My wife Kathie and I recently adopted an 11 year old boy, Aiden. We have 3 older children all in college, so it’s been a bit of a shock to the system to go back to having a 11 year old. I am getting acquainted with Fornite and Beyblades and it’s like getting onto a freeway and immediately going 0 to 60, and weaving in and out of traffic without the benefit of a merge lane. I will say though on a funny note… I am indeed improving my Fortnite play and look forward to gaming again. It is definitely keeping me young, but yowzahs!
If you were trapped on a deserted island, what one thing would you want to bring with you?
I assume that you mean besides my wife, food, and a boat… 😊 I would have to say that I love music and I would need to have an iPod with all Big Country albums. I am a huge Big Country fan and was able to meet the lead singer Stuart Adamson in person in London in 1994. He was soooo awesome. Looking back, I should have been scared that he would have been a jerk and ruined my appreciation of his music, but it was quite the opposite. He asked if I wanted to be a roadie and go on tour with him, and for some stupid stupid reason, I was being “reasonable and responsible”. One of my biggest regrets.
Do you have advice for anyone getting ready to work from home full time?
You need to get a routine going that bookends your day that includes both “work time” and “home time.” For me, religiously, I leave the house in the morning, go down to get a coffee at Dunkin Donuts or Einstein’s, and then “go to work” at home. That’s my “commute” that tricks my brain into the mode of work. Also, when I’m driving to Dunkin or maybe having a bagel at Einstein’s, I do not think of work. I allow my brain to wake up and read Facebook on my phone or play 2 Dots mini-game while having breakfast (not while driving, of course!). I mentally give myself permission to wait until I “go to work.” When I’m “at work” in the home, I try to give myself time to stand up, walk around, and go out for lunch. When it’s near the end of the day and my wife is back from her job, I will usually try to bookend my day by going out with her for a walk around the neighborhood so that when I walk home, I am “going back home.” You really need to try to give your brain a mental break that gives it cues to disengage/engage. Otherwise, you are always on and risk burning out. Also, don’t feel guilty for getting up, going downstairs, getting a coffee or soda, stretch, read something funny, read the slack channel and then come back.

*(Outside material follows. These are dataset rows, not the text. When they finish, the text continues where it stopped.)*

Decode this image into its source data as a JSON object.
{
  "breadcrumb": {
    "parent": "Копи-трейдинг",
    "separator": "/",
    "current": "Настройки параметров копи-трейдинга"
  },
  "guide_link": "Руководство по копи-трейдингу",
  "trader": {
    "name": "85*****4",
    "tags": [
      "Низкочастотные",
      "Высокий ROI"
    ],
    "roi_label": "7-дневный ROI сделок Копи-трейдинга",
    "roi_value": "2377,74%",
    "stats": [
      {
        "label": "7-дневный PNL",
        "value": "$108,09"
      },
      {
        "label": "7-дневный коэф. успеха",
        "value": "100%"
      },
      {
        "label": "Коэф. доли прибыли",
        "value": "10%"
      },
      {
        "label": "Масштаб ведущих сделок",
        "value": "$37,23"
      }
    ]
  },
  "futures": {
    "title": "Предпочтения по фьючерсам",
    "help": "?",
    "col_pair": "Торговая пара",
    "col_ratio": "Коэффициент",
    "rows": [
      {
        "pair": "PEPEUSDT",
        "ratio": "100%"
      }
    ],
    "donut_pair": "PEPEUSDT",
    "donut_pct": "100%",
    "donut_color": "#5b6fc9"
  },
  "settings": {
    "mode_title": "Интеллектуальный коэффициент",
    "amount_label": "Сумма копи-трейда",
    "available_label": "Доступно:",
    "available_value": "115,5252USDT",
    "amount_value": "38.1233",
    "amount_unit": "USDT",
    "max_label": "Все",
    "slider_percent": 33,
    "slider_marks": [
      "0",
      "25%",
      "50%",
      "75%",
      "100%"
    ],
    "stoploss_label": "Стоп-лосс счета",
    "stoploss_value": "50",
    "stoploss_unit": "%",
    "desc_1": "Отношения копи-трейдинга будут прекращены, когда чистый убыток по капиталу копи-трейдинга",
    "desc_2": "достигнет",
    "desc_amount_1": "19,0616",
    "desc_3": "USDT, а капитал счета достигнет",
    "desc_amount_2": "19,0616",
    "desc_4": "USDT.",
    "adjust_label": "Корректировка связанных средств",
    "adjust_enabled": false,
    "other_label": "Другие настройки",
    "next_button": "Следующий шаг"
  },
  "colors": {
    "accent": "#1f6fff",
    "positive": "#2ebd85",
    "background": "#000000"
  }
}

Sometimes if you focus too much on an issue, you miss the details.
Lastly, and this is a huge one, in my experience one thing I have found is that almost universally, everyone suffers from the same thing to some degree – this fear that someone else can do a job faster/quicker/better than you can. It is called “imposter syndrome.” It is a real thing and it is probably why Gears is such a great place to work at, because everyone is actually quite humble. I know, it sounds weird to say that. There are positives and negatives to imposter syndrome. The positive is that you are open to other ideas and not thinking that you know everything. It ties into the “no assholes” mentality where ego gets in the way. The negative part – and this is one that most of us struggle with – is giving yourself a pat on the back from time to time AND speaking authoritatively about subjects that you are indeed the master of. Gears hires the best. You are the best. You know your stuff. You may have some doubts about the absolute most perfect way to do something, but I have no doubt that you know what you are talking about and you need to believe that and the clients will believe it.
Thanks for taking the time to share, Ian. After reading that, I feel like I can conquer the world! If you also believe that it’s not “just data” and you want to be part of the Geary team, we’d love to hear from you! Check out our open positions and learn more about working for Gears. We look forward to introducing you to more of the team through the “Life at Gears” series!